The Walking Dead returns this weekend with the ninth season premiere of the series, and there have been a number of changes, with still yet more to come. Foremost among the changes this season the fact that — for the first time in two-and-a-half years — Rick and company are no longer mired in the All-Out War. There’s also a new showrunner in Angela Kang, and a year-and-a-half time jump. More change is coming, too, in the departure of Rick Grimes (expected in the first half of the season), and at least the temporary absence of Maggie Green, who will not be appearing in the back half of the season.
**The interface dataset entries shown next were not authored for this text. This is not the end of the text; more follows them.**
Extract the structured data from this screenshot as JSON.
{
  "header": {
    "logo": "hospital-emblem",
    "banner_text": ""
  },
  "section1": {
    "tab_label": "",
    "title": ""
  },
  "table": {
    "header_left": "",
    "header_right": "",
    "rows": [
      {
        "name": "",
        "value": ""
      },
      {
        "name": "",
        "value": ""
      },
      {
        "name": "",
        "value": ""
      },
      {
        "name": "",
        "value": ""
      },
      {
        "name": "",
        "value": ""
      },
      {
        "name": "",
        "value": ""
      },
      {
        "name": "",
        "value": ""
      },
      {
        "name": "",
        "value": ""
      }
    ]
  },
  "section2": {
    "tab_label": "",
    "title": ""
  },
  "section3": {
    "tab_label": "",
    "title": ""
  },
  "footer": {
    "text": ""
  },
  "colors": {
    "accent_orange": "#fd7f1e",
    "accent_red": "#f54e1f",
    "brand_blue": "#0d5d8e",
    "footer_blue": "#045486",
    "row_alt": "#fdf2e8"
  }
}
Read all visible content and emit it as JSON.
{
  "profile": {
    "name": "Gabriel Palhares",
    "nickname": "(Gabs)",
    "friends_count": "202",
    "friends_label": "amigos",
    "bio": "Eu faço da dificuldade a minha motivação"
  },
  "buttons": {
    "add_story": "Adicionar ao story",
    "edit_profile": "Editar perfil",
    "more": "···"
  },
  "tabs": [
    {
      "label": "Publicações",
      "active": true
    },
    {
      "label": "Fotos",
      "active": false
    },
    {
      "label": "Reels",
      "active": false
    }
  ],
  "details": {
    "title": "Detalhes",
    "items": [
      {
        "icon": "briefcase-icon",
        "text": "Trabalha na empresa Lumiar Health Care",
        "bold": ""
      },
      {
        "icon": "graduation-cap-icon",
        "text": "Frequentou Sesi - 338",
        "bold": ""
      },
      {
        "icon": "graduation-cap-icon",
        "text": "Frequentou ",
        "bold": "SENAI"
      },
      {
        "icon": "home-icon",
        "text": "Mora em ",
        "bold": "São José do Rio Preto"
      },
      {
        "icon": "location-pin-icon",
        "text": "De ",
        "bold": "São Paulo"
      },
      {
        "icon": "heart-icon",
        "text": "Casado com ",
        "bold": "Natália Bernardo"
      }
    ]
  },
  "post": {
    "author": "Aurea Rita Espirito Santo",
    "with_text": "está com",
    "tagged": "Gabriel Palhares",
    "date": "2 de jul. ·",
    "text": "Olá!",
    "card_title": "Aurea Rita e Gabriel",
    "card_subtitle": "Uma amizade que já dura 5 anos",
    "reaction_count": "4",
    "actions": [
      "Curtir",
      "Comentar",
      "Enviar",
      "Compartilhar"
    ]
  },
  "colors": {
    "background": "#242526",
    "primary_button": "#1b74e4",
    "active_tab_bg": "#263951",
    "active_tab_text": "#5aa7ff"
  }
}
In many ways, the time jump allows The Walking Dead an opportunity to reset. The five communities — The Kingdom, Alexandra, Oceanside, The Hilltop, and The Saviors — exist as something akin to states in the same country. There is a shot early in the episode of Michonne in a museum looking at a banner in a Civil War exhibit for a reason, but don’t expect season 9 of The Walking Dead to be a Civil War in the All-Out War sense of the things. It’s more like the Reconstruction Era, where four communities have to absorb the losing community, one that had been accustomed to a certain lifestyle (and, in a sense, slave labor) but has to learn to live with much less. There’s obviously still some lingering resentment.

In many ways, the season premiere portends a far more character driven season under the direction of Angela Kang. The war between the communities is not a physical one; it’s a political one with casualties. Rick and Michonne want to run Alexandra and the rest of the communities as a sort of democracy; the Saviors, in some respects, are a welfare state (living off of the goodwill of others), while The Hilltop — led by Maggie — is going through something of an identity crisis. They want to participate in Rick’s Democracy, but there’s also an obvious sense of resentment. Why should they give up any of their goods, supplies, or manpower to a community like the Saviors that tried to kill them? In the parlance of American Democracy, the Hilltop is a firm believer in state’s rights. Sure, let the Saviors survive, if you must, but why should we help them?

All of these political machinations are set against the backdrop of the old world’s deterioration. It’s no longer possible to scavenge the local grocery store for canned goods or Twinkies. All the gas within 100 miles has been used up. The bridges and roads are also falling apart, making it difficult to travel between the communities.

Rather than the end of civilization, after the time jump, it feels like the new beginning, but that obviously comes with its own host of problems. It’s no longer 10 people bandied together merely trying to survive. Those 10 people are now the leaders of the various communities, and when things don’t always go perfectly — there are still zombies in their midst, after all — the communities often blame their leaders.

In some ways, it’s much easier to be a leader during wartime than during peacetime (just ask Ulysses S. Grant), and that’s what season 9 of The Walking Dead is trying to tease out. What happens when the shift focuses from rallying the troops and killing a common enemy toward the logistics of feeding larger communities with a limited number of supplies?

That’s the task ahead for this season of The Walking Dead, and by its very nature, it will be more character driven than plot driven, and that is definitely to its credit. More importantly, it’s a show better built to last — with or without Rick Grimes and Maggie Green.